Then the task of assembling the tyre begins. The first component to go on the tyre building machine is the inner liner, a special rubber that is resistant to air and moisture penetration and takes the place of an inner tube. Next comes the body plies and belts, which are often made from polyester and steel. Plies and belts give the tyre strength while also providing flexibility. The belts are cut to the precise angle and size specified by the tyre engineer to provide the desired ride and handling characteristics.

Bronze-coated strands of steel wire, fashioned into two hoops, are implanted into the sidewall of the tyres to form the bead, which assures an airtight fit with the rim of the wheel. The strands are aligned into a ribbon coated with rubber for adhesion, then wound into loops that are then wrapped together to secure them until they are assembled with the rest of the tyre.

Curing Press

Radial tyres are built on one or two tyre machines. The tyre starts with a double layer of synthetic gum rubber called an inner liner that will seal in air and make the tyre tubeless.

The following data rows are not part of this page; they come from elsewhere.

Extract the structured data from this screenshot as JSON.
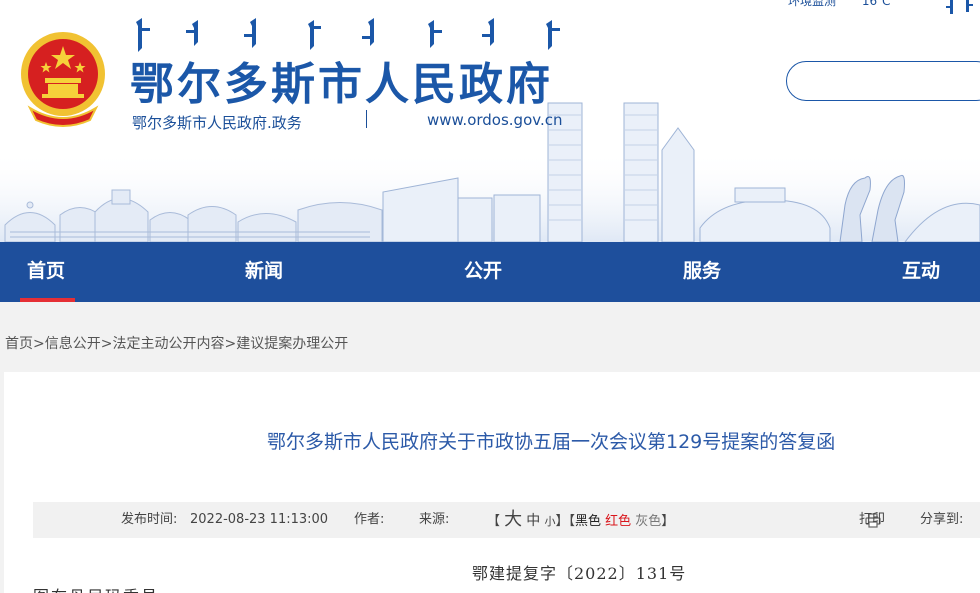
{
  "header": {
    "site_title": "鄂尔多斯市人民政府",
    "site_subtitle": "鄂尔多斯市人民政府.政务",
    "site_url": "www.ordos.gov.cn",
    "top_links": [
      "环境监测",
      "16℃"
    ],
    "emblem_icon": "national-emblem-icon",
    "colors": {
      "brand_blue": "#1b57a8",
      "nav_blue": "#1e4f9c",
      "accent_red": "#e52f35"
    }
  },
  "nav": {
    "items": [
      {
        "label": "首页",
        "active": true
      },
      {
        "label": "新闻",
        "active": false
      },
      {
        "label": "公开",
        "active": false
      },
      {
        "label": "服务",
        "active": false
      },
      {
        "label": "互动",
        "active": false
      }
    ]
  },
  "breadcrumb": {
    "items": [
      "首页",
      "信息公开",
      "法定主动公开内容",
      "建议提案办理公开"
    ],
    "separator": ">"
  },
  "article": {
    "title": "鄂尔多斯市人民政府关于市政协五届一次会议第129号提案的答复函",
    "meta": {
      "publish_label": "发布时间:",
      "publish_time": "2022-08-23 11:13:00",
      "author_label": "作者:",
      "source_label": "来源:",
      "size_open": "【",
      "size_big": "大",
      "size_mid": "中",
      "size_small": "小",
      "size_close": "】",
      "color_open": "【",
      "color_black": "黑色",
      "color_red": "红色",
      "color_gray": "灰色",
      "color_close": "】",
      "print_label": "打印",
      "share_label": "分享到:"
    },
    "doc_number": "鄂建提复字〔2022〕131号",
    "greeting": "图布丹尼玛委员:"
  }
}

Next come two layers of ply fabric, the cords. Two strips called apexes stiffen the area just above the bead. Next, a pair of chafer strips is added, so called because they resist chafing from the wheel rim when mounted on a car.

The tyre building machine pre-shapes radial tyres into a form very close to their final dimension to make sure the many components are in proper position before the tyre goes into the mould.

Tyre Building Machine

Now the tyre builder adds the steel belts that resist punctures and hold the tread firmly against the road. The tread is the last part to go on the tyre and is pressed firmly together by automatic rollers. The end result is called a "green" or uncured tyre, ready for inspection and curing.

The curing press is where tyres get their final shape and tread pattern. Hot moulds like giant waffle irons shape and vulcanise the tyre. The moulds are engraved with the tread pattern, the sidewall markings of the manufacturer and those required by law.


Tyres are cured at over 300 degrees for 12 to 25 minutes, depending on their size. As the press swings open, the tyres are ejected from their moulds onto a long conveyor belt that carries them to final finish and inspection bay.

If anything is wrong with the tyre at this stage it is rejected. Some flaws are caught by an inspector's trained eyes and hands; others are found by specialised machines

Inspection doesn't stop at the surface. Some tyres are pulled from the production line and x-rayed to ensure tyre integrity. In addition, quality control engineers regularly cut apart tyres by random selection and study every detail of their construction that affects performance, ride or safety.

Apollo Tyre

This is how all of the parts come together: the tread and sidewall, supported by the body, and held to the wheel by the rubber-coated steel bead.

The basics for all tyres are fundamentally the same: steel, fabric, rubber, and lots of work and care, design and engineering.